--- RECORDS SUPPLIED Enclosed Below ---

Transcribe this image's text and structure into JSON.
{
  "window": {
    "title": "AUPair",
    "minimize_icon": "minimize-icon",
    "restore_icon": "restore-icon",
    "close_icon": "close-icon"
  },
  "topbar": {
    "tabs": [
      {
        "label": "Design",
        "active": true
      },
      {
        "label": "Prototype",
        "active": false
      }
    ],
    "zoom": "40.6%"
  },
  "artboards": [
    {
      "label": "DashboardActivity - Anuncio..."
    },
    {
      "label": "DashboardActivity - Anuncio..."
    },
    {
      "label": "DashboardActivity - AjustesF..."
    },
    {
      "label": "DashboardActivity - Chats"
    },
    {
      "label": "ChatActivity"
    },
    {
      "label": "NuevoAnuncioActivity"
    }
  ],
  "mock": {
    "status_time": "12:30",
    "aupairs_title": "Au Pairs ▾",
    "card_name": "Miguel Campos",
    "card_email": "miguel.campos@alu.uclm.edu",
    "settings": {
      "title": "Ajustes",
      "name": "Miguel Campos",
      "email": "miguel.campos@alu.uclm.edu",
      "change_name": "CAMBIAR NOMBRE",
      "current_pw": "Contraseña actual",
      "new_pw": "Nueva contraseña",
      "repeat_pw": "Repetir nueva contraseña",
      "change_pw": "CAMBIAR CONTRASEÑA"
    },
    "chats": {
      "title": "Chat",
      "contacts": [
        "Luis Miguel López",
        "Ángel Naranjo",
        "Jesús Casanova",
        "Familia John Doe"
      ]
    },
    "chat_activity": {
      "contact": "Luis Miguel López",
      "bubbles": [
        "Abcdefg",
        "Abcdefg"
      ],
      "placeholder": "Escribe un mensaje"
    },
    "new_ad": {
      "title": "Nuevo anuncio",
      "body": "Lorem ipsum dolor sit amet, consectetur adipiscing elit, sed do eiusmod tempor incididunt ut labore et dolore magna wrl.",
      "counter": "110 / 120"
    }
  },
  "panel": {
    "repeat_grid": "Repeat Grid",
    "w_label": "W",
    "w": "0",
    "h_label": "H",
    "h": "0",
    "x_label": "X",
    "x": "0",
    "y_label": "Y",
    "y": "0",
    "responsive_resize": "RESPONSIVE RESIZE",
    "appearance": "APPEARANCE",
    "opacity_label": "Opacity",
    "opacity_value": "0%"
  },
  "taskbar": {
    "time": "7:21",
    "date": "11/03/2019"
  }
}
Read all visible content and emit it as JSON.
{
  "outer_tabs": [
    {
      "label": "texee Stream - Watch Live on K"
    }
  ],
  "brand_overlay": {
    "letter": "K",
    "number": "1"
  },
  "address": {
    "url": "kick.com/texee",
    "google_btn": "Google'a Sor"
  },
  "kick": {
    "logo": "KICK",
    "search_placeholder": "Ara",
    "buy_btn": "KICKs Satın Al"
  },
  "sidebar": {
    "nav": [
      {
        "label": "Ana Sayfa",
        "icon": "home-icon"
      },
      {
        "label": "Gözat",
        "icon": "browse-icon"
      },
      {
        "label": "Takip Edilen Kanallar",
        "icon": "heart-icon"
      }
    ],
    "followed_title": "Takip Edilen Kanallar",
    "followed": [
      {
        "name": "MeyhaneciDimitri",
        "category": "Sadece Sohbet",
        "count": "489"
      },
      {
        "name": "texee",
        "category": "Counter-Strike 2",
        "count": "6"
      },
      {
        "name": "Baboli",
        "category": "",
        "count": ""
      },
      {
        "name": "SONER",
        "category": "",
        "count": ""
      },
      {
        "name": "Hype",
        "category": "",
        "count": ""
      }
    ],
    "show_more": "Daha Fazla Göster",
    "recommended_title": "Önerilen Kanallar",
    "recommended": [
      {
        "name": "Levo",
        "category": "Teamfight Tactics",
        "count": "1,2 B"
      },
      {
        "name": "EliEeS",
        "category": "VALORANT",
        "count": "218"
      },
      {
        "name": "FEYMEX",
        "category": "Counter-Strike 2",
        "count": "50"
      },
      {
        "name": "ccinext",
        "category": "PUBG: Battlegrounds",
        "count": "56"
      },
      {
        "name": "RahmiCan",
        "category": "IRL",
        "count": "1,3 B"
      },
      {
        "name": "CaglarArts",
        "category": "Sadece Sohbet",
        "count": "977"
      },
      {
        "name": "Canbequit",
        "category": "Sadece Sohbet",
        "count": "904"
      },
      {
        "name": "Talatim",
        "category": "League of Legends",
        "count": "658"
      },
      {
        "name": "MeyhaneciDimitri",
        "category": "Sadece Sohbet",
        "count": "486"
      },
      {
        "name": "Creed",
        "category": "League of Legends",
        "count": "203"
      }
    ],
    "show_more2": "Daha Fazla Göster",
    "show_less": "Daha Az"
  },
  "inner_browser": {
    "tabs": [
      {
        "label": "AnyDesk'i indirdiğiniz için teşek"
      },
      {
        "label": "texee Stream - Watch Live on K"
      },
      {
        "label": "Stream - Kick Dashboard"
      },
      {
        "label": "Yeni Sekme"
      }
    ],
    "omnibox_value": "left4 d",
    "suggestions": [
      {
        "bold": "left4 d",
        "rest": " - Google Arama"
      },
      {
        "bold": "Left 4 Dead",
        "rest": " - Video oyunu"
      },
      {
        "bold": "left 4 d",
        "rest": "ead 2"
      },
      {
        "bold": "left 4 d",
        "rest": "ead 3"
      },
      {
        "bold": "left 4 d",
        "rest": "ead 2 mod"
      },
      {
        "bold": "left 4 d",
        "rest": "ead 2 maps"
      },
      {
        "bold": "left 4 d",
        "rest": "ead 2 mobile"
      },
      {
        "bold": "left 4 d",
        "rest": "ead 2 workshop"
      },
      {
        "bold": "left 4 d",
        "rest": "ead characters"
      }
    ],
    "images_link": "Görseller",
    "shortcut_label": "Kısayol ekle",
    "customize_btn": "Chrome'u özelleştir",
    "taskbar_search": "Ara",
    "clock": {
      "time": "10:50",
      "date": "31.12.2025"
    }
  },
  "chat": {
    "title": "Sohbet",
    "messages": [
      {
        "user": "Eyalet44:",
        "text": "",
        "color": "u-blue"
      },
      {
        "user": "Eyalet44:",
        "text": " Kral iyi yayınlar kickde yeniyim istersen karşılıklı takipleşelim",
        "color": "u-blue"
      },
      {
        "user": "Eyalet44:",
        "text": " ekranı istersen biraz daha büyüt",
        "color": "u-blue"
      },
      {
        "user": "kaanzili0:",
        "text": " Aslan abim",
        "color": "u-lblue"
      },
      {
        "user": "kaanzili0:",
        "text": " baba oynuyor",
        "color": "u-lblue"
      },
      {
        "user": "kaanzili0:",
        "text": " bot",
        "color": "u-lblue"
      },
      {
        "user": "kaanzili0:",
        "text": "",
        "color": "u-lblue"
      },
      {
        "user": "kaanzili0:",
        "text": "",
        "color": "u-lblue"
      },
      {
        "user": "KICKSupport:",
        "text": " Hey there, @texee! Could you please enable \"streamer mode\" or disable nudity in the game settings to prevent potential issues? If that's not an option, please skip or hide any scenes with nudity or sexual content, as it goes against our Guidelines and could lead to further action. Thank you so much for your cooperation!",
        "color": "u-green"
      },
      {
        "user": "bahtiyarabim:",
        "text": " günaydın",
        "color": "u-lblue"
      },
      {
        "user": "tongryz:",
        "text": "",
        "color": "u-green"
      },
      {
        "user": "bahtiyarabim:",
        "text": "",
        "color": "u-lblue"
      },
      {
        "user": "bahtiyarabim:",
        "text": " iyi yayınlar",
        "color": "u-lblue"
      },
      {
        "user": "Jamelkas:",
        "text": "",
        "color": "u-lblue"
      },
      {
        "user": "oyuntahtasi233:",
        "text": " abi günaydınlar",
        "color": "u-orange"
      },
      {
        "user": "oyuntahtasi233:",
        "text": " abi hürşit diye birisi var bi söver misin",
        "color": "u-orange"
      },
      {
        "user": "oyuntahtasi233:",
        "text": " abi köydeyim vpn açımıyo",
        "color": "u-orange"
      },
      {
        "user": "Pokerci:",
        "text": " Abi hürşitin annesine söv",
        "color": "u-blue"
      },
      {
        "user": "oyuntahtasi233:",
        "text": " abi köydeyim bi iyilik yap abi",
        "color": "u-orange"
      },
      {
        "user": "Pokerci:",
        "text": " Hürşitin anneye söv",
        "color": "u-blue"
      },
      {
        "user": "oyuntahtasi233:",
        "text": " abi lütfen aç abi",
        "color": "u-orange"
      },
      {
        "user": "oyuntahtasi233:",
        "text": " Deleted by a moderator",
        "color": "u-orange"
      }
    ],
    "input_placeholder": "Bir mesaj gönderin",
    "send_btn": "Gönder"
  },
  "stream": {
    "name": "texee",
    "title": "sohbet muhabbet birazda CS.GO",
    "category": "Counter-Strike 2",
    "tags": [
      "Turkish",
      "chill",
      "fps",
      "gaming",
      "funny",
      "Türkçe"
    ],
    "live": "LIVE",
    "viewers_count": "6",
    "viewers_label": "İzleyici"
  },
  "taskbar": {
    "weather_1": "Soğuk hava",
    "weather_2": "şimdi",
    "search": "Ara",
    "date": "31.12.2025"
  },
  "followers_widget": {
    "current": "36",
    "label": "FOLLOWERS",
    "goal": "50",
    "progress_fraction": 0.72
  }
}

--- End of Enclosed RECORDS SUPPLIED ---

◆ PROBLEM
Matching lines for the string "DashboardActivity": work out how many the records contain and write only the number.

◆ OUTPUT OF THE TASK
4